Let me cut to the chase: We have been told to reduce the newsroom by 100 positions between now and the end of the year.

We hope to accomplish this by offering voluntary buyouts. On Thursday, the Company will be sending buyout offers to everyone in the newsroom. Getting a buyout package does NOT mean we want you to leave. It is simply easier to send the envelopes to everyone. If you think a buyout may be right for you, you have up to 45 days to decide whether you will accept it or not.

As before, if we do not reach 100 positions through buyouts, we will be forced to go to layoffs. I hope that won’t happen, but it might.

Our colleagues in editorial and op-ed, and on the business side, also face another round of budget cuts.

In recent years, we’ve managed to avoid the disabling cutbacks that have hit other newsrooms. The Company has chosen to protect the journalism by cutting production and other business-side costs, and the newsroom itself has managed its resources frugally. These latest cuts will still leave us with the largest, strongest and most ambitious editorial staff of any newsroom in the country, if not the world.

I won’t pretend that these staff cuts will not add to the burdens of journalists whose responsibilities have grown faster than their compensation. But we’ve been looking hard at ways to minimize the impact — in part, by re-engineering some of our copy flow. I won’t promise this will be easy or painless, but I believe we can weather these cuts without seriously compromising our commitment to coverage of the region, the country and the world. We will remain the single best news organization on earth.

I doubt that anyone is shocked by the fact of this, but it is happening sooner than anyone anticipated. When we took our 5 percent pay cuts, it was in the hope that this would fend off the need for more staff cuts this year. But I accept that if it’s going to happen, it should be done quickly. We will get through this and move on.

In my absence, Bill Schmidt and John and Jill have volunteered to take your questions this afternoon. Feel free to bring additional questions to me as soon as I’m back, or check with Bill Schmidt or John or Jill privately, or save them for the next Throw Stuff at Bill session, which is in a couple of weeks.

We often — and rightly — voice our gratitude that we work for a company and a family that prize quality journalism above all. I hope you know that the company and the family, and I, feel an equal debt of gratitude to all of you whose sacrifice and loyalty have kept us strong.

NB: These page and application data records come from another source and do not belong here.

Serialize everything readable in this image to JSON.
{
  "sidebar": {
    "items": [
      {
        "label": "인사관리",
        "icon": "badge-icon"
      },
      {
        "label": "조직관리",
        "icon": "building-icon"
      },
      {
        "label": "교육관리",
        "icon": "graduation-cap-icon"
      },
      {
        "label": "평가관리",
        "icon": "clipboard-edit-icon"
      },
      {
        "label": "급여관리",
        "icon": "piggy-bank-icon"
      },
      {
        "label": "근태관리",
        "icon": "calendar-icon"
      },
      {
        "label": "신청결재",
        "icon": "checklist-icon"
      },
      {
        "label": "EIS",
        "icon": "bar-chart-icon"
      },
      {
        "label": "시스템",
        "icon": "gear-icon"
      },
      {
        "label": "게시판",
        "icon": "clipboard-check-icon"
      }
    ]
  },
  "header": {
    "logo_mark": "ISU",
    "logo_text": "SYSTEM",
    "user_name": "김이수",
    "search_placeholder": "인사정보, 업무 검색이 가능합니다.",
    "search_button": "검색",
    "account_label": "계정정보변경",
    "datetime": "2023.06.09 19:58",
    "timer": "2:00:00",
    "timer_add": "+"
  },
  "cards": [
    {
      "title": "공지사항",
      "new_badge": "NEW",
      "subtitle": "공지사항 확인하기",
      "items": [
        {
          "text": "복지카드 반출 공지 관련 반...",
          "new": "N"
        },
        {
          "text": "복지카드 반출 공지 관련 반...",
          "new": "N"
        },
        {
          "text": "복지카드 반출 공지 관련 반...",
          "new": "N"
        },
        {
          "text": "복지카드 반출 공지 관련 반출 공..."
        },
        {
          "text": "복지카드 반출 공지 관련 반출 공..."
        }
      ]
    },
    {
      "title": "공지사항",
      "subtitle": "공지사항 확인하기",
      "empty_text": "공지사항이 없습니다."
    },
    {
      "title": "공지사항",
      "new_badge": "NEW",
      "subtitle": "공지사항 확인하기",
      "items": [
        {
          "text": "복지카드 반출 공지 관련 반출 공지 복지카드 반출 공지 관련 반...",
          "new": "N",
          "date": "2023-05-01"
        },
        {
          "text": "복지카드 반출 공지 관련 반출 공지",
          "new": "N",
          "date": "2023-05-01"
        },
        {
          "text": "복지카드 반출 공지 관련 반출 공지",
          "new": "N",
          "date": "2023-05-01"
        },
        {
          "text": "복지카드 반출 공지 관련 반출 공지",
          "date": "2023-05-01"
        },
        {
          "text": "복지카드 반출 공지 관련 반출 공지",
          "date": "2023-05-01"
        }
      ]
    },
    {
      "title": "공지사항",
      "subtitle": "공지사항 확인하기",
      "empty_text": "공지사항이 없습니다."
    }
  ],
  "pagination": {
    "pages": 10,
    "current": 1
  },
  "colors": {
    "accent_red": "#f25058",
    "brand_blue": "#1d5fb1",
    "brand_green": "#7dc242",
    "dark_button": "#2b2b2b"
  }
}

Like you, I yearn for the day when we can do our jobs without looking over our shoulders for economic thunderstorms.

Bill